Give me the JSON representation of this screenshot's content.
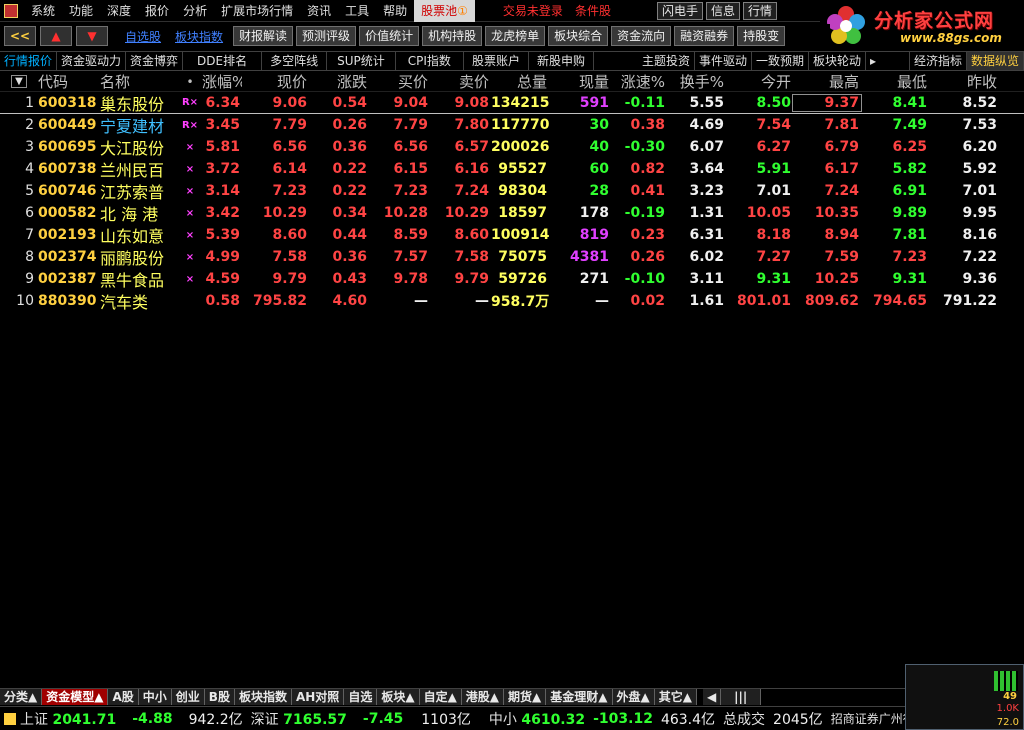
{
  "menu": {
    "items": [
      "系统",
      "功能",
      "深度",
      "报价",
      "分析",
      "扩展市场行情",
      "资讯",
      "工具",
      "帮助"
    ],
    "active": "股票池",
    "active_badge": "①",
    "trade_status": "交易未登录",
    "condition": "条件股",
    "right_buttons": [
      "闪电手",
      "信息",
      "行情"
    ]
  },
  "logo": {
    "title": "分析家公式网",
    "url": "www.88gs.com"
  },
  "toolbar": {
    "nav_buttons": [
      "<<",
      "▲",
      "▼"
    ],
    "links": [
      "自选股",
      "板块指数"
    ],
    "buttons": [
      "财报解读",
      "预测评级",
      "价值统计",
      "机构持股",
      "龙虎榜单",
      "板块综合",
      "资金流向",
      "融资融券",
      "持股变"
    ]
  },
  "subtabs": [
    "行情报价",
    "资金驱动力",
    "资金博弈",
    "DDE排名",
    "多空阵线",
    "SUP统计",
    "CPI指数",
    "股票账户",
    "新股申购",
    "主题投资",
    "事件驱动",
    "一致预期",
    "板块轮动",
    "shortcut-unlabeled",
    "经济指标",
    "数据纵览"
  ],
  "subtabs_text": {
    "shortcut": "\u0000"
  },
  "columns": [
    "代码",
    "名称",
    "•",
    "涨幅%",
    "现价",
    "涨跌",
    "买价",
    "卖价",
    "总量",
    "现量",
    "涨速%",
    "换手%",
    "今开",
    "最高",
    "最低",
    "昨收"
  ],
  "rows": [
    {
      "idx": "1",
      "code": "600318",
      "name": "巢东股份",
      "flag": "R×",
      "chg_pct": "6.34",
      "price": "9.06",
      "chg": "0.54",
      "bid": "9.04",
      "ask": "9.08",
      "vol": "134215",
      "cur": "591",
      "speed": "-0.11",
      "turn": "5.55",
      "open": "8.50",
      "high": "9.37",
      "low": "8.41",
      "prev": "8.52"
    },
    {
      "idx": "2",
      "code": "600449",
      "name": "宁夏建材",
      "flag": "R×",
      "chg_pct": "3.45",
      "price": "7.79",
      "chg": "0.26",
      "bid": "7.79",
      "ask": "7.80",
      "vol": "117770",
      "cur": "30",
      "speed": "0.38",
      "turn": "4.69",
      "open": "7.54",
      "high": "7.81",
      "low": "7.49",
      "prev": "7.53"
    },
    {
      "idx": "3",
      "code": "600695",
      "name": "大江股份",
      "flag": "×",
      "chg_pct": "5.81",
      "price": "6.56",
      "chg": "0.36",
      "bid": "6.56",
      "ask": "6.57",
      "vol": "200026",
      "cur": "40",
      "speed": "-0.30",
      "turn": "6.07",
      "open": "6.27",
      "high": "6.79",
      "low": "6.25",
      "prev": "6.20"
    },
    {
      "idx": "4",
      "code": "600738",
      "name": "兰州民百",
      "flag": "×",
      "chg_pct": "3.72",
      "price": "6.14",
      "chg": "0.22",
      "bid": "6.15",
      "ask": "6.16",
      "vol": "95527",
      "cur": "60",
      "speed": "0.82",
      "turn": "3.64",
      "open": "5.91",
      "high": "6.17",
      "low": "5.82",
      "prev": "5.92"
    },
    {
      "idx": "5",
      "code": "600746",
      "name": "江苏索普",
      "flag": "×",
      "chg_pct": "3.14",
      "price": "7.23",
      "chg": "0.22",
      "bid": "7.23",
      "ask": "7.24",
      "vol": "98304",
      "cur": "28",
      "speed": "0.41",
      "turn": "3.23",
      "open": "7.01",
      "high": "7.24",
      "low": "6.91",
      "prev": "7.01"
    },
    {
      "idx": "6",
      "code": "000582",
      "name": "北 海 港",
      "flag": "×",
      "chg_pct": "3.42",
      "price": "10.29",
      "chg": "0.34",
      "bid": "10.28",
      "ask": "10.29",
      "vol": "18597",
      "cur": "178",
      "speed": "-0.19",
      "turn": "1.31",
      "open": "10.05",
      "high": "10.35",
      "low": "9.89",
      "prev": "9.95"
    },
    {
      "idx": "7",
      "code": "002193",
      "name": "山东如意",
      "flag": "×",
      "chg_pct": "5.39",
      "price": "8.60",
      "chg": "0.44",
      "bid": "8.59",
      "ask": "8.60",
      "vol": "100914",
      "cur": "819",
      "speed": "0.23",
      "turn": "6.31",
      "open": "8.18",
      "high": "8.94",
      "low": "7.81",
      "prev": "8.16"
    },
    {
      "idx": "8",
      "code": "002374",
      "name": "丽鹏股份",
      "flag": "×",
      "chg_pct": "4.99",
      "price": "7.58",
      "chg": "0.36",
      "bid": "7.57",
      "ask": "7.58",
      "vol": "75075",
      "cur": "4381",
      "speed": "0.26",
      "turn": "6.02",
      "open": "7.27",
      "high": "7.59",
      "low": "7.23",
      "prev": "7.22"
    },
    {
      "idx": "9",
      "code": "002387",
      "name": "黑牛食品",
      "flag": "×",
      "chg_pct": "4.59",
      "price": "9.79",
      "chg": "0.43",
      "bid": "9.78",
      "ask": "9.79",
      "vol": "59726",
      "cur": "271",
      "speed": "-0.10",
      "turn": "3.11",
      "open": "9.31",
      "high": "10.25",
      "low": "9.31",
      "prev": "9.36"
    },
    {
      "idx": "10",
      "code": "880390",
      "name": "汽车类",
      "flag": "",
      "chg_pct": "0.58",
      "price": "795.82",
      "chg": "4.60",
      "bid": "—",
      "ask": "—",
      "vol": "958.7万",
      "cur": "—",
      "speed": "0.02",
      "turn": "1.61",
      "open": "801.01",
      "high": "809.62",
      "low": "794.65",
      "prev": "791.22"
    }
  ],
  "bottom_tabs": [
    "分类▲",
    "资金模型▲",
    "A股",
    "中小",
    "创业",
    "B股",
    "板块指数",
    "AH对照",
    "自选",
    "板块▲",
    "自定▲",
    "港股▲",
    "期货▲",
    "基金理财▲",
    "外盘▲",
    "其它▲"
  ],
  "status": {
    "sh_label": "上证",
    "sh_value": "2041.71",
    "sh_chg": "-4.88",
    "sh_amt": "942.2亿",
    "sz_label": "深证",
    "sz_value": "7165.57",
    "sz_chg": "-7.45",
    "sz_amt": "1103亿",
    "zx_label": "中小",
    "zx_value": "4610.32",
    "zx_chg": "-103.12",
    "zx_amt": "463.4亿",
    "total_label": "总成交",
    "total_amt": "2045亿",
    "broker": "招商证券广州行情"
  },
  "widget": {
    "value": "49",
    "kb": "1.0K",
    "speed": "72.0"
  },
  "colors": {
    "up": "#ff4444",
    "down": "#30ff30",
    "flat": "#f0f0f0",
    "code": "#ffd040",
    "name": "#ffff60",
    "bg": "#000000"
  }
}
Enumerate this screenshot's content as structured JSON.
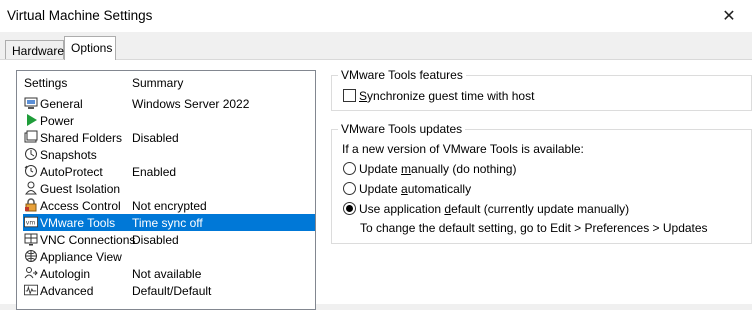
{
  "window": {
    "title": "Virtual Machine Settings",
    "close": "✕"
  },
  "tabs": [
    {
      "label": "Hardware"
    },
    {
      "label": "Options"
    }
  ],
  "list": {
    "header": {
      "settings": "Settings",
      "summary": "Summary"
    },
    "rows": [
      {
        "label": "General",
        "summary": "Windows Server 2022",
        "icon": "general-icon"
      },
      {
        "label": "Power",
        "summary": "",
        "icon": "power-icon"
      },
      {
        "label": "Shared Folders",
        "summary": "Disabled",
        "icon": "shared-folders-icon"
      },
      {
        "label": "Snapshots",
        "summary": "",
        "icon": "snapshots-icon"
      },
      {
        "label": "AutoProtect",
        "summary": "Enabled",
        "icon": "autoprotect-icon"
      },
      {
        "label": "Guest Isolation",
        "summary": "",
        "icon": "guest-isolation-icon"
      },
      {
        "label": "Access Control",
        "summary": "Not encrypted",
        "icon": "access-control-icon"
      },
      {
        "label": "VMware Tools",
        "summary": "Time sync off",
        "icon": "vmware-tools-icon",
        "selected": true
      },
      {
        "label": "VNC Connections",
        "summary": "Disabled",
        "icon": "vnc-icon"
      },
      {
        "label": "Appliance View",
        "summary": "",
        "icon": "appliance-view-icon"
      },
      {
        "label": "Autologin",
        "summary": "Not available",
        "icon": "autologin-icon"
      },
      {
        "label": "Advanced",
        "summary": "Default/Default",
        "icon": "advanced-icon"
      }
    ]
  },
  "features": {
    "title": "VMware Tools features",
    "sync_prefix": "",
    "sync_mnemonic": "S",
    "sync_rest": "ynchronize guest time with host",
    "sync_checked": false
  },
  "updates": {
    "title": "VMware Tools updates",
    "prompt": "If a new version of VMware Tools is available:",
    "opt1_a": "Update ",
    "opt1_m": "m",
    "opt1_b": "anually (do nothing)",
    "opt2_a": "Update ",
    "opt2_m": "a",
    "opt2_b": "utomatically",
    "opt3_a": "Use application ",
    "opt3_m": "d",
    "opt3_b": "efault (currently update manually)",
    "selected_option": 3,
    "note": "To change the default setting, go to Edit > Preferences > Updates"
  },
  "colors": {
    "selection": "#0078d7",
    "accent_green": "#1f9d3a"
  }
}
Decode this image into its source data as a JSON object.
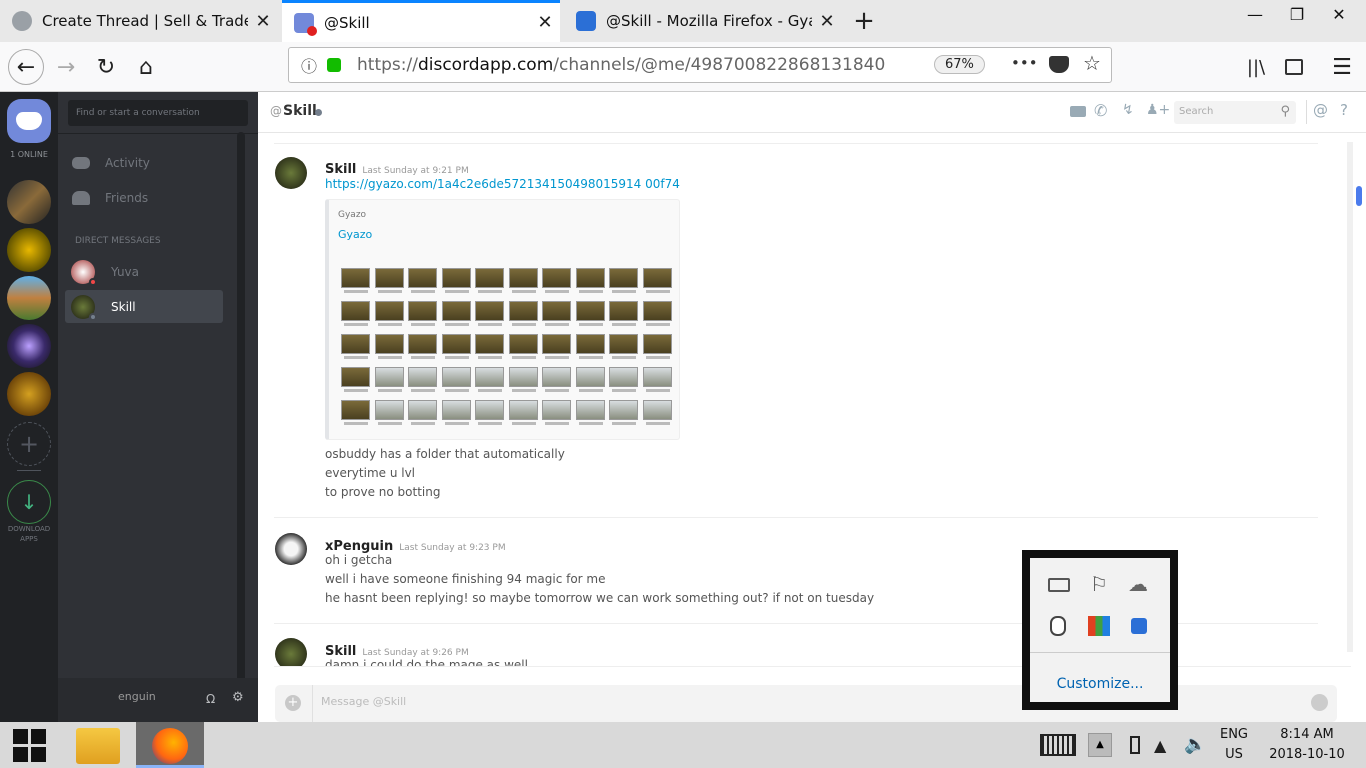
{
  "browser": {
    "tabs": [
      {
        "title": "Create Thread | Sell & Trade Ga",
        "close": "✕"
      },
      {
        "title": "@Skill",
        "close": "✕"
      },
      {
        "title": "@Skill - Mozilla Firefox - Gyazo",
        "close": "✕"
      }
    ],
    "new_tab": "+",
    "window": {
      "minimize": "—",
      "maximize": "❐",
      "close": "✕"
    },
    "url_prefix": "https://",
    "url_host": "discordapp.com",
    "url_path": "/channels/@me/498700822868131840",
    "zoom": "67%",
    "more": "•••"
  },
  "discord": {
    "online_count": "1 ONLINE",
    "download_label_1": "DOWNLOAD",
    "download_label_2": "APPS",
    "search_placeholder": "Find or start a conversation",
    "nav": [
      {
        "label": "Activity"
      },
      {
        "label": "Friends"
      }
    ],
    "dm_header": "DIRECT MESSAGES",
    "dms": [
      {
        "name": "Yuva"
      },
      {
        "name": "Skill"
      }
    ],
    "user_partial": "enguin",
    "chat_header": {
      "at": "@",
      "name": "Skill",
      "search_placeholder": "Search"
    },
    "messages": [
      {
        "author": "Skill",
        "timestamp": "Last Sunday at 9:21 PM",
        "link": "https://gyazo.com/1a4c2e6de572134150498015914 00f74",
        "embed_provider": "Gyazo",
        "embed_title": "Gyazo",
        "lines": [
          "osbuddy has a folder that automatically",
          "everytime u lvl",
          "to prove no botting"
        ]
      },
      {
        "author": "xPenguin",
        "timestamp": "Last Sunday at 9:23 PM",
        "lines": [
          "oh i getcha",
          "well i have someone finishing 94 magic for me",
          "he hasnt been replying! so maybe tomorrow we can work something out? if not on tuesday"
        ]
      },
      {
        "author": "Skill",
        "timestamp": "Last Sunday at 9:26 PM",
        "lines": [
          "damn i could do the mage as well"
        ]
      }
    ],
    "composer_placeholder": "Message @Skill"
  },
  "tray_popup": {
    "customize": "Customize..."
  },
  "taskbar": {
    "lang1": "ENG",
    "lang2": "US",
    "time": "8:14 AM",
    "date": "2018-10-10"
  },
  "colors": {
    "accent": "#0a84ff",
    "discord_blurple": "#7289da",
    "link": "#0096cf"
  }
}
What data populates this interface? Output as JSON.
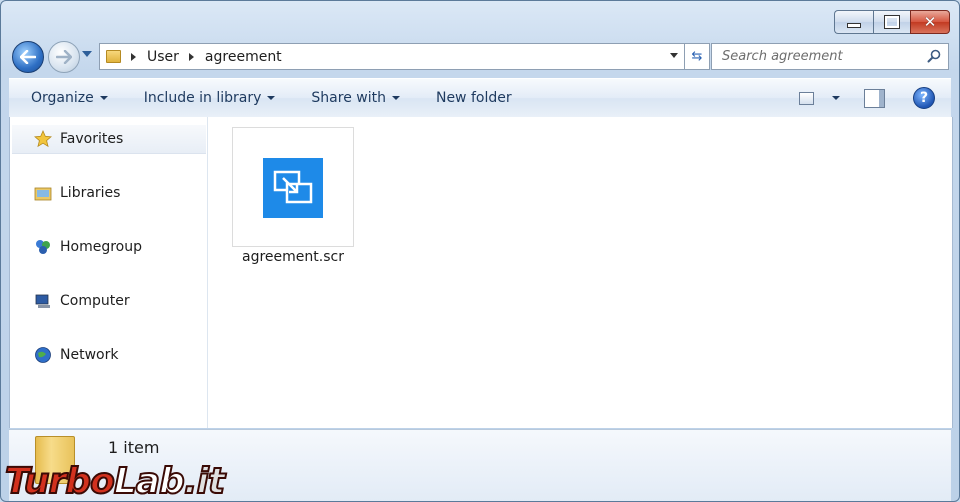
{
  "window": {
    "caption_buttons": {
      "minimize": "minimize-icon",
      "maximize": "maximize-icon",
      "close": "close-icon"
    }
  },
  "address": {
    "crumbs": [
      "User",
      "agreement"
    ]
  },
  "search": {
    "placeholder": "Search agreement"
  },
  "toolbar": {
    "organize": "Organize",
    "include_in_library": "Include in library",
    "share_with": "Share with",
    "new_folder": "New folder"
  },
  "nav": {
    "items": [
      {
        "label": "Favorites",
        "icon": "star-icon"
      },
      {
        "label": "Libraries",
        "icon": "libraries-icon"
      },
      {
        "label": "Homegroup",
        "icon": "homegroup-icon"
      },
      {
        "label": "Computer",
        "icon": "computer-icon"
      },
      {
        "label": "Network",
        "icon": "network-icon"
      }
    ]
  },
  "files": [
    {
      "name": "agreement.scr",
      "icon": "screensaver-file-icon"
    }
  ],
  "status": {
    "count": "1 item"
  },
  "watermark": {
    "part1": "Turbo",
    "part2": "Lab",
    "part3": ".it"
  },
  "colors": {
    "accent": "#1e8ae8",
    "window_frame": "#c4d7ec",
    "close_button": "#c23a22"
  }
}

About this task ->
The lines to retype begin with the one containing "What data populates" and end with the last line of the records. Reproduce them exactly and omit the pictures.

Exercise output ->
What data populates this interface? Output as JSON.
{
  "window": {
    "caption_buttons": {
      "minimize": "minimize-icon",
      "maximize": "maximize-icon",
      "close": "close-icon"
    }
  },
  "address": {
    "crumbs": [
      "User",
      "agreement"
    ]
  },
  "search": {
    "placeholder": "Search agreement"
  },
  "toolbar": {
    "organize": "Organize",
    "include_in_library": "Include in library",
    "share_with": "Share with",
    "new_folder": "New folder"
  },
  "nav": {
    "items": [
      {
        "label": "Favorites",
        "icon": "star-icon"
      },
      {
        "label": "Libraries",
        "icon": "libraries-icon"
      },
      {
        "label": "Homegroup",
        "icon": "homegroup-icon"
      },
      {
        "label": "Computer",
        "icon": "computer-icon"
      },
      {
        "label": "Network",
        "icon": "network-icon"
      }
    ]
  },
  "files": [
    {
      "name": "agreement.scr",
      "icon": "screensaver-file-icon"
    }
  ],
  "status": {
    "count": "1 item"
  },
  "watermark": {
    "part1": "Turbo",
    "part2": "Lab",
    "part3": ".it"
  },
  "colors": {
    "accent": "#1e8ae8",
    "window_frame": "#c4d7ec",
    "close_button": "#c23a22"
  }
}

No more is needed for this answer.